**Your goal**
Go through the records and report each line holding the string "下列句子中没有语病的一项是".

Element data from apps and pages
◆ ◆ ◆ ◆ ◆ ◆ ◆

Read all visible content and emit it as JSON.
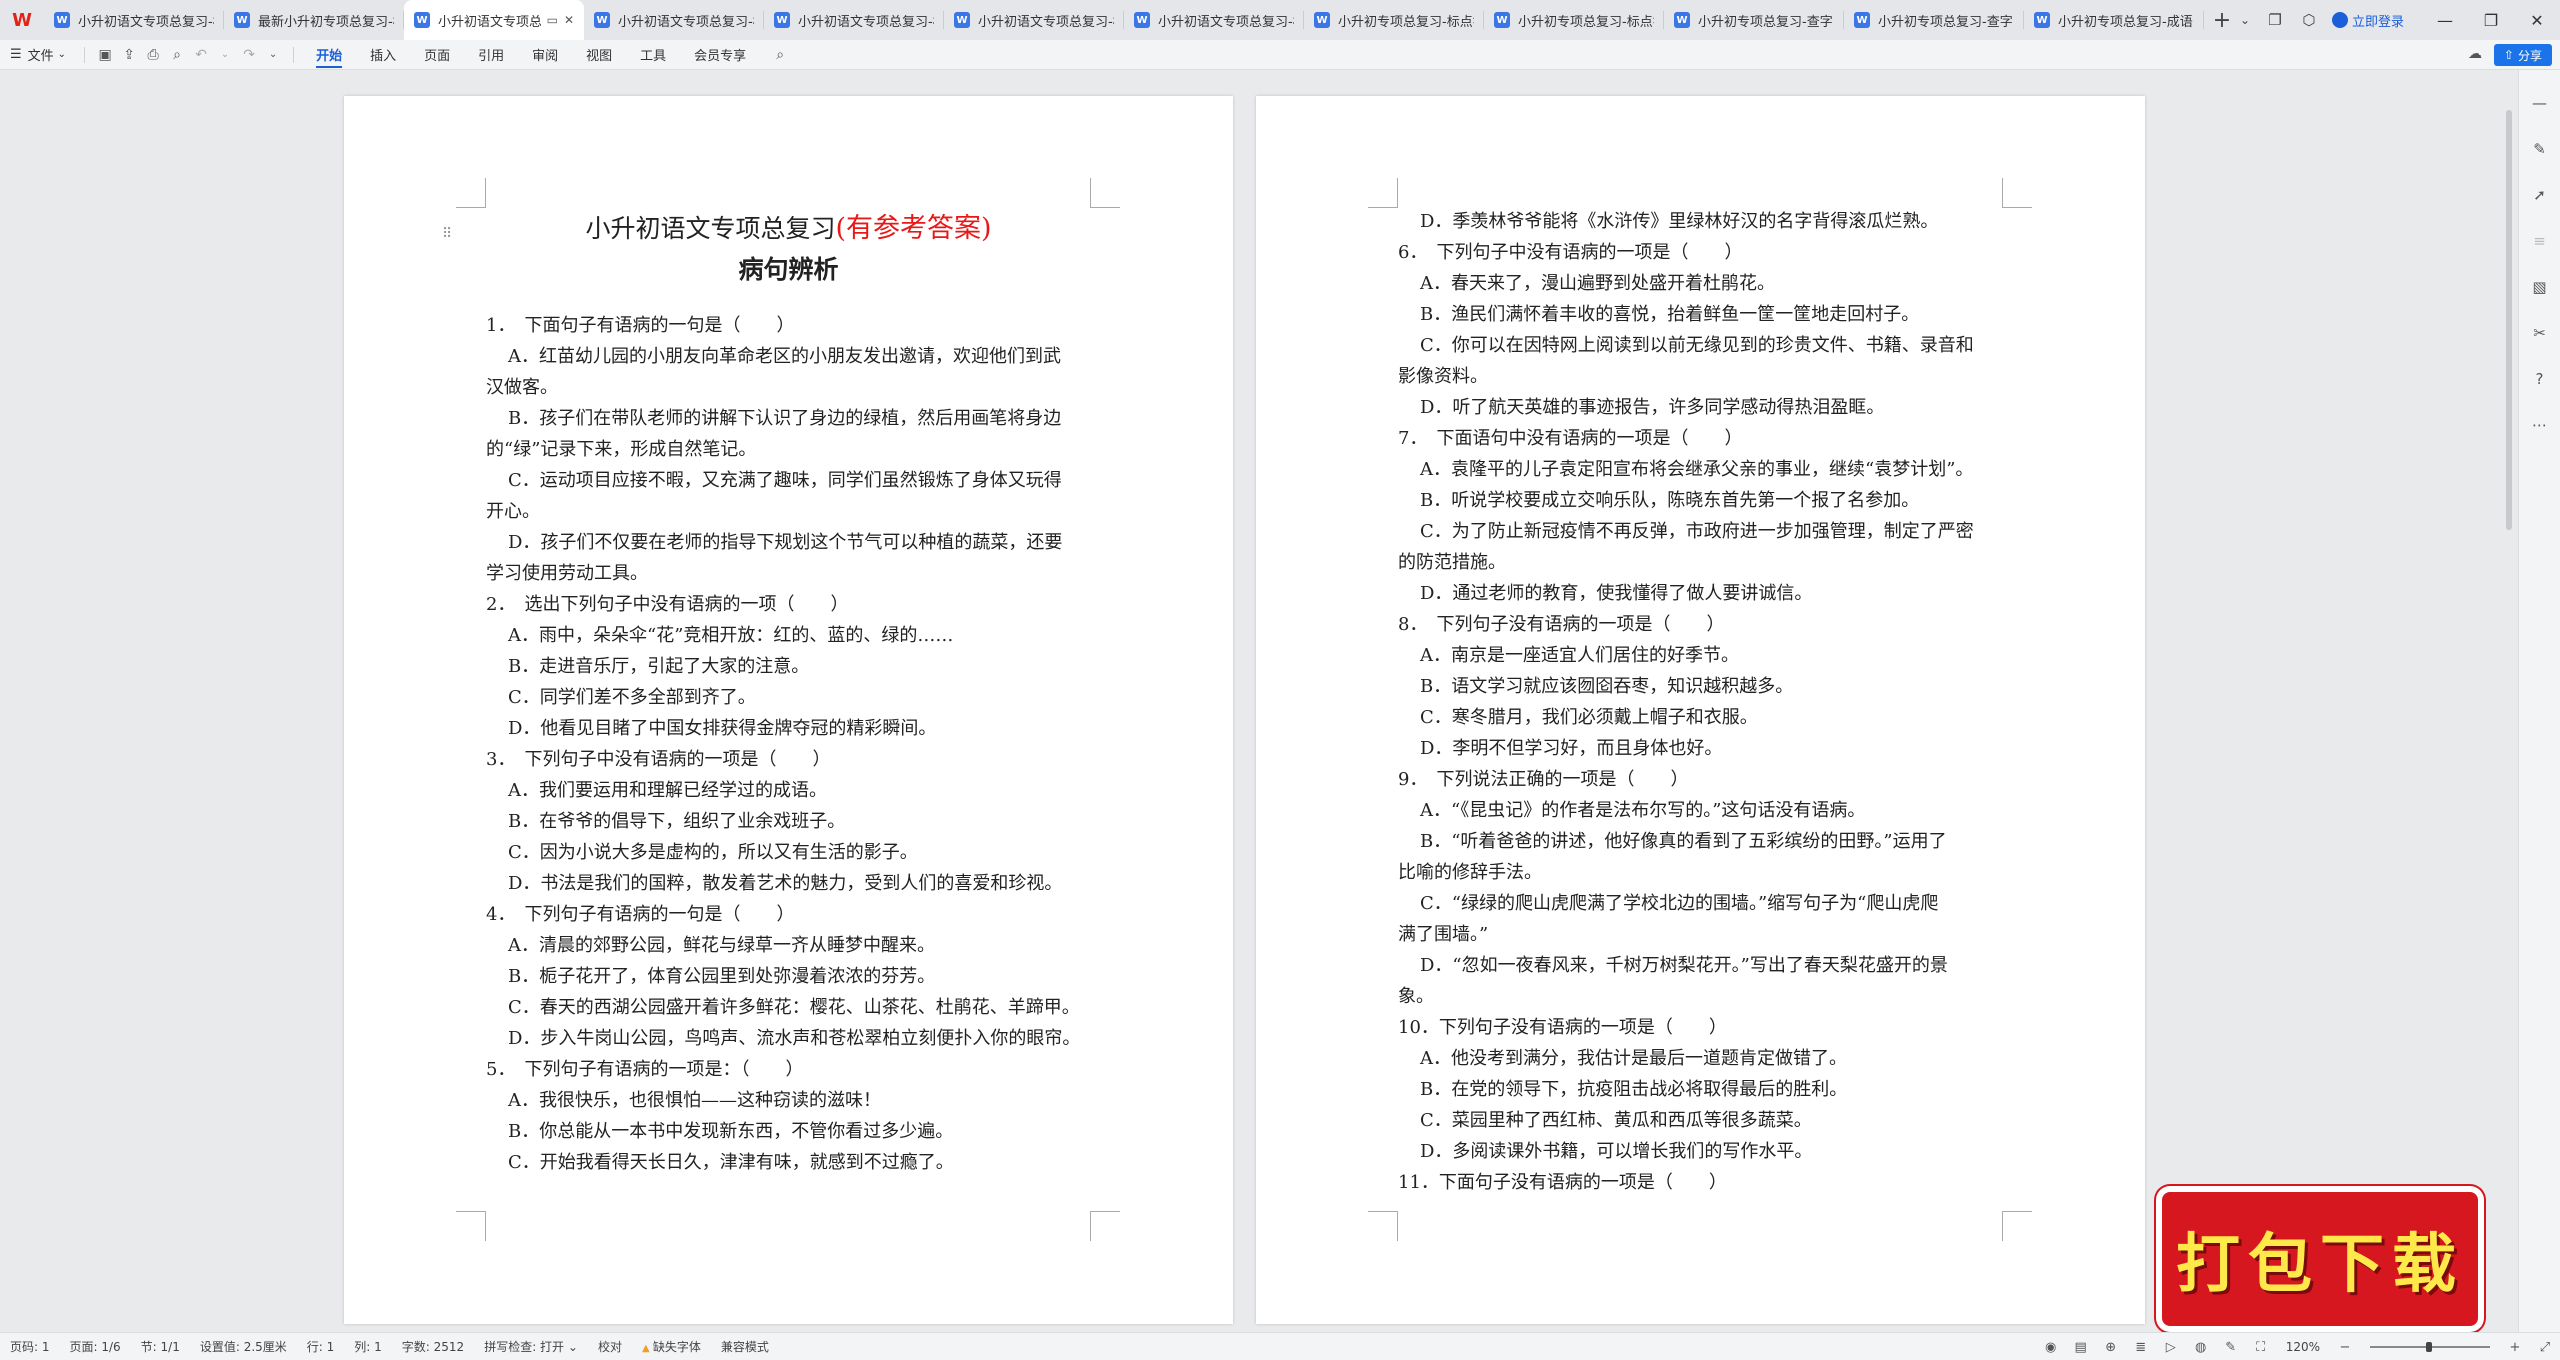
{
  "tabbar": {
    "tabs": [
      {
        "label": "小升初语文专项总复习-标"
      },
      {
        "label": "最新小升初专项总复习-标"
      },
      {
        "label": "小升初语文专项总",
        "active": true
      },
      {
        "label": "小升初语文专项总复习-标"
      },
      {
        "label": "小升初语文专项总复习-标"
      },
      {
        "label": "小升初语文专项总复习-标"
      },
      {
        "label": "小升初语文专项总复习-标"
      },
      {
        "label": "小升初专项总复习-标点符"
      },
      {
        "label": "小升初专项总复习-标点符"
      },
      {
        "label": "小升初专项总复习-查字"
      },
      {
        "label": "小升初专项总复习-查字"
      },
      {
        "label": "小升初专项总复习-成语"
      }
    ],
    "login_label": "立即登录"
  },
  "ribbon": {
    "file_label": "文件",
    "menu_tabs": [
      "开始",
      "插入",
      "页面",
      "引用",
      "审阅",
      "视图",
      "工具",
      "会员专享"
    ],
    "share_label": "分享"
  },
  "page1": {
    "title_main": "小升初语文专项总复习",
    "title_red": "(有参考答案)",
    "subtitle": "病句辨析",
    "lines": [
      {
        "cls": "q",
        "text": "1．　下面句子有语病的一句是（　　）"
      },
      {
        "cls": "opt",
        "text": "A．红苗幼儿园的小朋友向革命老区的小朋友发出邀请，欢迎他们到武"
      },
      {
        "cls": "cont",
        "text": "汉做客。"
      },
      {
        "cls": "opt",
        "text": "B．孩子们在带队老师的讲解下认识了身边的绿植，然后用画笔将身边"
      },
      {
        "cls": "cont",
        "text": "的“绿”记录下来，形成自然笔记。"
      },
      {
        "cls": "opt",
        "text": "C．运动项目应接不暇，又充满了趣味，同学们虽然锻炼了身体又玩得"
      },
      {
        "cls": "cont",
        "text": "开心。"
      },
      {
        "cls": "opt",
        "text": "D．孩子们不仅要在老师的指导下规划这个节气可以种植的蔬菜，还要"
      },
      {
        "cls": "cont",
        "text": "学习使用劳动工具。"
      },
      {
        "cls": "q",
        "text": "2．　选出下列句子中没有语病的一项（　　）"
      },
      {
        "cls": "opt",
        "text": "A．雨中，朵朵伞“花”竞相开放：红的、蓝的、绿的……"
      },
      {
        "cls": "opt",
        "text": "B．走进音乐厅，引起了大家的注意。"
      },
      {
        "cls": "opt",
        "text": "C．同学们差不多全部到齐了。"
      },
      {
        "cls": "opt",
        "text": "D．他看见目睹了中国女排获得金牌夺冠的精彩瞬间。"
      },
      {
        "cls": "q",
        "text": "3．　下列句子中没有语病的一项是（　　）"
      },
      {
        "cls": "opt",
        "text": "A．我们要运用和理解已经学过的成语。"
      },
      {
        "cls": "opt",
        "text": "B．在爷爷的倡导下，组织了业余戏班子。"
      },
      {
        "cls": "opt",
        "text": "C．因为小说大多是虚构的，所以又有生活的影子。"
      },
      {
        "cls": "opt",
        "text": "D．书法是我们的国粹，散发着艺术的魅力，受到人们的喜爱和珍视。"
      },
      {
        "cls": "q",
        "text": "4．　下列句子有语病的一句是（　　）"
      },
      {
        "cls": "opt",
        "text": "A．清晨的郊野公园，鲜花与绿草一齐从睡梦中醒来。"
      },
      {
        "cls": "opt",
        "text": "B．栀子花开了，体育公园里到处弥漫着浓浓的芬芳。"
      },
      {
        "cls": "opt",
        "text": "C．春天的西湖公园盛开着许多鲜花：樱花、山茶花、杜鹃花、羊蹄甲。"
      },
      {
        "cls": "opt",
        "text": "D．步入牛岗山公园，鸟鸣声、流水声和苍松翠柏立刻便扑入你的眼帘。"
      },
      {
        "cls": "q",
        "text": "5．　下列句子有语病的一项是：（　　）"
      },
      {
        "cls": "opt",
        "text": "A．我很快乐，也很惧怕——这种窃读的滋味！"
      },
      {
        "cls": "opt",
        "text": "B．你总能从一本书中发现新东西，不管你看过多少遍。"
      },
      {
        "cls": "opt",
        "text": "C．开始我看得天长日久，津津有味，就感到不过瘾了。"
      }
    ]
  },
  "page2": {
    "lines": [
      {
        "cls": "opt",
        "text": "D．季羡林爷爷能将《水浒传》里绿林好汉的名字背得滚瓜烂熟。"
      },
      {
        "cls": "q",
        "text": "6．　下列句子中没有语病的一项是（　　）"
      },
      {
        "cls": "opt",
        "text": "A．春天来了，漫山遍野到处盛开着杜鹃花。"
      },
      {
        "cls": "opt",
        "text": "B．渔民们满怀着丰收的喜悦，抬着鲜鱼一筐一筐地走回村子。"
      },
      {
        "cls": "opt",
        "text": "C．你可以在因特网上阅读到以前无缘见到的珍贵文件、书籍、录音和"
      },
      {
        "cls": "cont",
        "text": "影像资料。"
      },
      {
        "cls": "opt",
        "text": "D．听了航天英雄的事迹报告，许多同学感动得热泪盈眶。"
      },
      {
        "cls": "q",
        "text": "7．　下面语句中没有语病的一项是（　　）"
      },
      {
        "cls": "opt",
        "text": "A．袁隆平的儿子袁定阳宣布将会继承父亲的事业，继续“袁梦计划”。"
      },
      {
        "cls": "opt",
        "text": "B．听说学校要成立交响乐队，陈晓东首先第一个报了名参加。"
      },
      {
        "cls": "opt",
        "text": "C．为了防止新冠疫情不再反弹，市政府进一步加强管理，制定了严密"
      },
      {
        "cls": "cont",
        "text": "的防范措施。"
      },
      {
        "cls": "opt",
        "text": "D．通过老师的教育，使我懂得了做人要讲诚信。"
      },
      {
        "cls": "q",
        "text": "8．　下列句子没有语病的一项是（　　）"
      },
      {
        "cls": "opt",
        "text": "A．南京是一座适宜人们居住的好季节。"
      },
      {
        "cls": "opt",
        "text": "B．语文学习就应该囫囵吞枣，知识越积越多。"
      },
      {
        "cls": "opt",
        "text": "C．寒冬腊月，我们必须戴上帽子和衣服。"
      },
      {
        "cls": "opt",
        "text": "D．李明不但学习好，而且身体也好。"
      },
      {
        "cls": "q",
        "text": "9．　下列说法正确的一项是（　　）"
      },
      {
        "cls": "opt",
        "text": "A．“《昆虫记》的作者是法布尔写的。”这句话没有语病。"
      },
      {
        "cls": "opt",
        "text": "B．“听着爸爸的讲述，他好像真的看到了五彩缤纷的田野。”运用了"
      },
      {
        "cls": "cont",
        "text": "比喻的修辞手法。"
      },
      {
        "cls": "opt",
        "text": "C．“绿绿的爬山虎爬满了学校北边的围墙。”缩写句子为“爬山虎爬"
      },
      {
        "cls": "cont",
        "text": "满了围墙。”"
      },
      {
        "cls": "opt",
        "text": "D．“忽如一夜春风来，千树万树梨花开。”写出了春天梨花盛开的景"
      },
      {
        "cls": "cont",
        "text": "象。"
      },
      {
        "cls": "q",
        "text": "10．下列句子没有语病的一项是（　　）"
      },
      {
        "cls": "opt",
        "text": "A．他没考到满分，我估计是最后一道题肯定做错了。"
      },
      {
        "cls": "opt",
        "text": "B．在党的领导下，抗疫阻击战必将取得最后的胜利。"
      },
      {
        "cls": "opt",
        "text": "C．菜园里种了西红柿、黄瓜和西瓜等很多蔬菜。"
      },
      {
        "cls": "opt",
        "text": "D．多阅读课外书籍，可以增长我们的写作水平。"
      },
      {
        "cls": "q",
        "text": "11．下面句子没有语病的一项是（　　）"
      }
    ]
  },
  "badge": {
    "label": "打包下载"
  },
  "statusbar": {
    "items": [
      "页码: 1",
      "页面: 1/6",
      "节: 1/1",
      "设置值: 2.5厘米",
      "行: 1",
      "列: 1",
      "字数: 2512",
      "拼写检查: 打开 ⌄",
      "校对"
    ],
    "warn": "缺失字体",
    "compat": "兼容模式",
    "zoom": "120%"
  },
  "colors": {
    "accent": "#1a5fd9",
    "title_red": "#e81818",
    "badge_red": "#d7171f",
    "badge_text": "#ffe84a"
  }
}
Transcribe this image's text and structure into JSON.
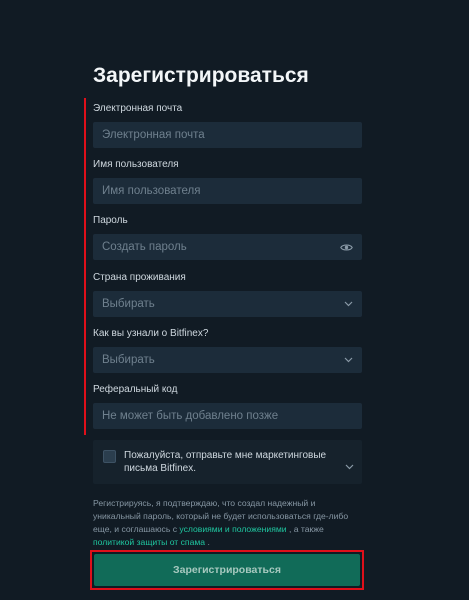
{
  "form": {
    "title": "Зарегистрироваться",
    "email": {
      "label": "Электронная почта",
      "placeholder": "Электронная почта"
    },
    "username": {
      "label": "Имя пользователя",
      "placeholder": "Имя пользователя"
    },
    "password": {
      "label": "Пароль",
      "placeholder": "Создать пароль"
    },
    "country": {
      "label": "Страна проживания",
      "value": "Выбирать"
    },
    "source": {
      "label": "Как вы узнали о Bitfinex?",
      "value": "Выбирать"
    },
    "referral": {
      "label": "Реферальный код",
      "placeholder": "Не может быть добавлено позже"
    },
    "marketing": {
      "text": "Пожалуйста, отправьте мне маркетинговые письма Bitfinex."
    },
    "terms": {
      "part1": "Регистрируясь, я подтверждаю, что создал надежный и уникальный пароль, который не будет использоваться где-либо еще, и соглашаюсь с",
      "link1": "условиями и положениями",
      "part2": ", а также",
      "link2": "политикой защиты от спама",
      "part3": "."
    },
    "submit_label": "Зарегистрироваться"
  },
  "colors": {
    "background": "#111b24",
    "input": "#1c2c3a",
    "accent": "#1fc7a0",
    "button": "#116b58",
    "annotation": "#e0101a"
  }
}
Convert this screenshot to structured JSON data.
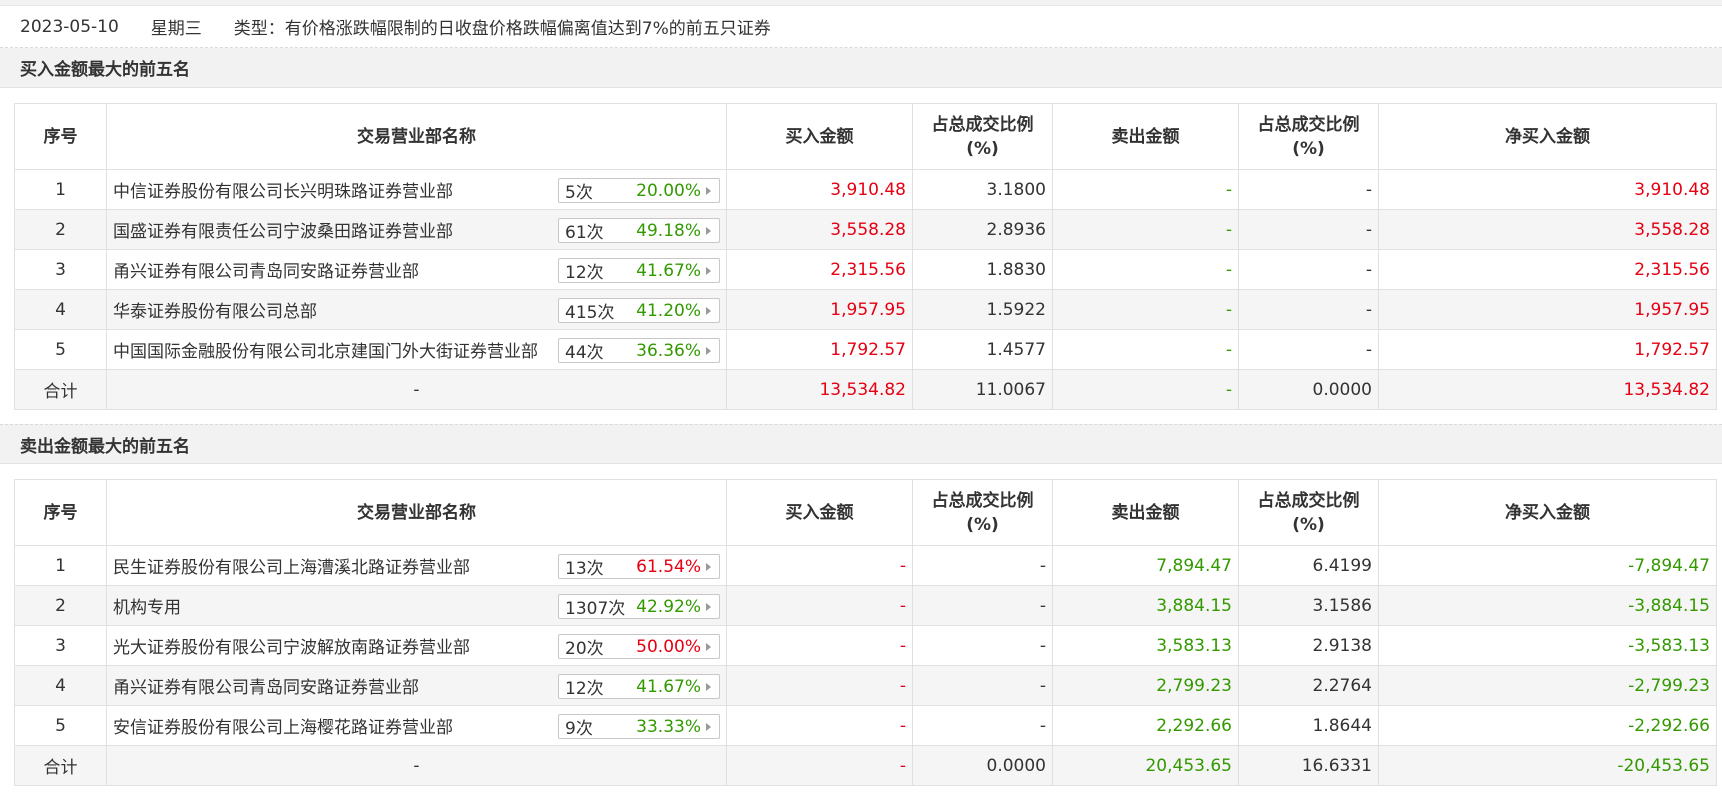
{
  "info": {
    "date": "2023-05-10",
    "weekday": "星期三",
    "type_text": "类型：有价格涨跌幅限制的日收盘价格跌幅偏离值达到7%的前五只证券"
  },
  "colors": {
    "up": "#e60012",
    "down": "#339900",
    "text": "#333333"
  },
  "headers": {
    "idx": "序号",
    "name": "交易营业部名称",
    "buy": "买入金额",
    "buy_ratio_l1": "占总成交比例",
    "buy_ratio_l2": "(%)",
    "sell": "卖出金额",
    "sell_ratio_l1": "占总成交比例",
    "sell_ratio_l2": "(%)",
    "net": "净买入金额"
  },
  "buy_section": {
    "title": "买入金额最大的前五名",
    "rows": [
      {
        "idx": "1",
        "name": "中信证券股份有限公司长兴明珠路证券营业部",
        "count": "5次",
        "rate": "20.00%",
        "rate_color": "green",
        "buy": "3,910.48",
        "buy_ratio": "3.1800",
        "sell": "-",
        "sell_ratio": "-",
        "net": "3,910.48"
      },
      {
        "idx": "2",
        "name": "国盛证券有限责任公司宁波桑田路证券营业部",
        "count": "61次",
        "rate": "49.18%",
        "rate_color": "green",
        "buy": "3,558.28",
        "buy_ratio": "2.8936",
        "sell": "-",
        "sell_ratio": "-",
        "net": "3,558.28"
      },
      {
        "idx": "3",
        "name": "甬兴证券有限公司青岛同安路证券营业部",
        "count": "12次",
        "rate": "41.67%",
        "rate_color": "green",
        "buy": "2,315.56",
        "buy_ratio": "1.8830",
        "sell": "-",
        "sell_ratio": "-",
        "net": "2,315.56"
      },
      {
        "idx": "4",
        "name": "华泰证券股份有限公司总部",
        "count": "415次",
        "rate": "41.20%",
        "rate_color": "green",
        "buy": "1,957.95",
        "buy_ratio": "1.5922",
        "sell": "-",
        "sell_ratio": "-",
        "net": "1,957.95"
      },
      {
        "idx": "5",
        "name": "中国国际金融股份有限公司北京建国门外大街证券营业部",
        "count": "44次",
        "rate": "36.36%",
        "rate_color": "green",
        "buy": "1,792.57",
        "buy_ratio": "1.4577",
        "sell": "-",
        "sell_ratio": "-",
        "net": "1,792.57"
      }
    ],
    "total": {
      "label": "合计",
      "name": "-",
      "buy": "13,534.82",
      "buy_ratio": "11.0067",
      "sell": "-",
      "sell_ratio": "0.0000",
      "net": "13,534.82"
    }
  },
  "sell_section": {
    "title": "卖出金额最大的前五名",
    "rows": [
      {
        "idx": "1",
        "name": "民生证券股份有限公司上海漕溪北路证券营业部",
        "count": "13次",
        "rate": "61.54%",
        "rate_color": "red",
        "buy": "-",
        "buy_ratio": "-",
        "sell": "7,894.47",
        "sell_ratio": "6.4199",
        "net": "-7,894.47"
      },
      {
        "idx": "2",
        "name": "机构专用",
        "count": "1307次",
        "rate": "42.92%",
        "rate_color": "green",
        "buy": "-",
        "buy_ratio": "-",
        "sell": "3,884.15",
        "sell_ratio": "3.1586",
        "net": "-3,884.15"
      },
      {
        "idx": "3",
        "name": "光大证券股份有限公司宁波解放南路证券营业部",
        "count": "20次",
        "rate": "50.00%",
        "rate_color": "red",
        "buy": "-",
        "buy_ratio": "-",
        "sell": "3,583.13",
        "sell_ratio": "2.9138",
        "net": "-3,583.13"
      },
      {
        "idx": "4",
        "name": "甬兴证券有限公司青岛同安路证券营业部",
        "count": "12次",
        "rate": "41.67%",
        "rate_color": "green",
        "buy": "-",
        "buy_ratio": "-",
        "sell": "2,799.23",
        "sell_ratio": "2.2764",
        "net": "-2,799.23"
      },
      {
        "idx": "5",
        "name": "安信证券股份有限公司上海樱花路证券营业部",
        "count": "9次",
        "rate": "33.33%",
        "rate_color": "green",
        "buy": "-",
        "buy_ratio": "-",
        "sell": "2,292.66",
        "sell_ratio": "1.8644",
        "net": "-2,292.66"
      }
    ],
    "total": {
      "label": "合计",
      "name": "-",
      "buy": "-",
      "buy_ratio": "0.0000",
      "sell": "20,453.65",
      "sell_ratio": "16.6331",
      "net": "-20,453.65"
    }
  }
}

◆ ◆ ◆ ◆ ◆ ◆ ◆

**Output below**
        "text": "3．　下列句子中没有语病的一项是（　　）"
        "text": "6．　下列句子中没有语病的一项是（　　）"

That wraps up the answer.